(Items from a dataset)
———

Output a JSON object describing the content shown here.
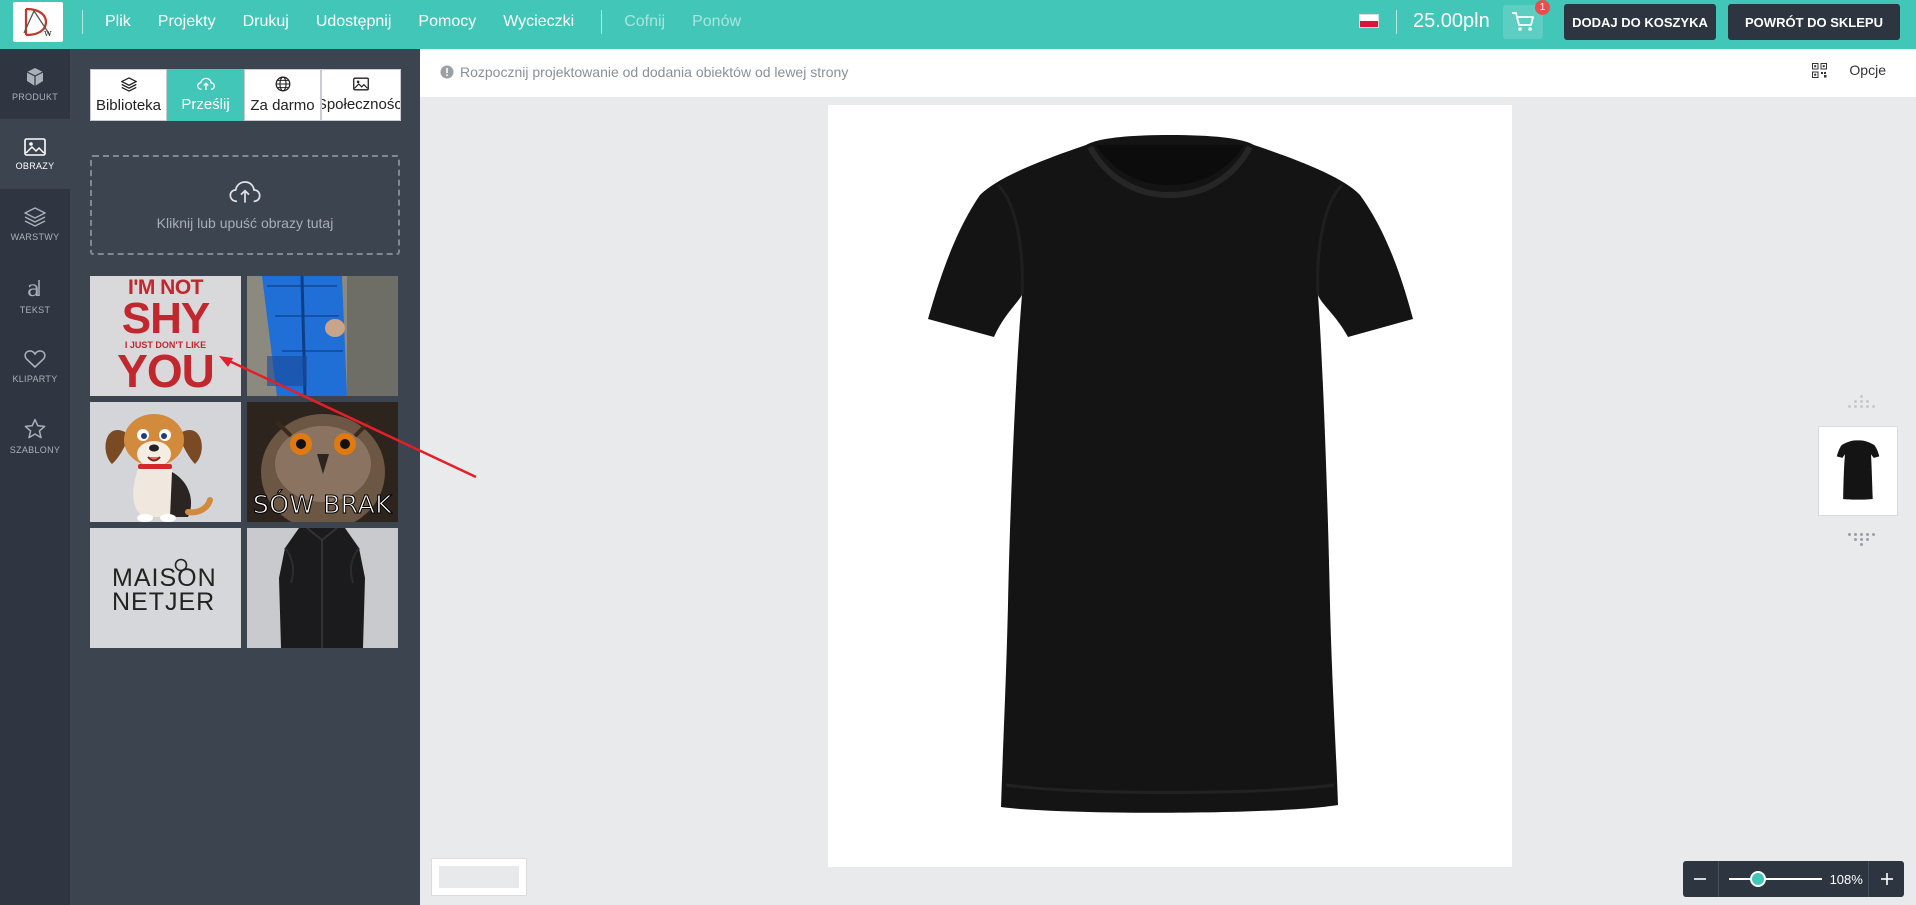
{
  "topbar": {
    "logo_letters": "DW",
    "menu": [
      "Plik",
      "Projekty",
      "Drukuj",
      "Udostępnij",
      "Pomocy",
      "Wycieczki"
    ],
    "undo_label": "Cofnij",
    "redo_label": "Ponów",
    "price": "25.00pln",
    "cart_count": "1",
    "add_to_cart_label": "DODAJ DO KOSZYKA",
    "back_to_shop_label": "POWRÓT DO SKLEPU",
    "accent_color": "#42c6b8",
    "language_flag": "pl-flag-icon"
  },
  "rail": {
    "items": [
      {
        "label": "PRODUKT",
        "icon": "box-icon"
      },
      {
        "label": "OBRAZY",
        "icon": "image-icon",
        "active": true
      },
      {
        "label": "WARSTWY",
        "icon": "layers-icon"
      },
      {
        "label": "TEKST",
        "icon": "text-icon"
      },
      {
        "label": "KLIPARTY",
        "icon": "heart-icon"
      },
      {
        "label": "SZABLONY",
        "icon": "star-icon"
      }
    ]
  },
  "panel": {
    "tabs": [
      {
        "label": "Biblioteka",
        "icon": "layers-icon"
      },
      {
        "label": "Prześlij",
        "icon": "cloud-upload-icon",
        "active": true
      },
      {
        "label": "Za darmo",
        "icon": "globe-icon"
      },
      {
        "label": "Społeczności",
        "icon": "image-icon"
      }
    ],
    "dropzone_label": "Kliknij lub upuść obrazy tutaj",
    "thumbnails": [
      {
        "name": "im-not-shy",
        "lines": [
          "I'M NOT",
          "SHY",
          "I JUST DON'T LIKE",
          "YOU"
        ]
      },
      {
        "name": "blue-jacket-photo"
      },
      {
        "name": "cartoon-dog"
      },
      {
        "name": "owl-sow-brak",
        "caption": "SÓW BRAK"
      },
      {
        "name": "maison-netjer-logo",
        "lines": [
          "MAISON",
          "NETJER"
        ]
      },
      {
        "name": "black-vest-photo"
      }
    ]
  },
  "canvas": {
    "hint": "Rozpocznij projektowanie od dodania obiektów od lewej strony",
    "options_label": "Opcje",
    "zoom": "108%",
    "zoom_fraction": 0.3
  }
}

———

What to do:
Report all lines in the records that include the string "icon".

Exercise response:
    "language_flag": "pl-flag-icon"
        "icon": "box-icon"
        "icon": "image-icon",
        "icon": "layers-icon"
        "icon": "text-icon"
        "icon": "heart-icon"
        "icon": "star-icon"
        "icon": "layers-icon"
        "icon": "cloud-upload-icon",
        "icon": "globe-icon"
        "icon": "image-icon"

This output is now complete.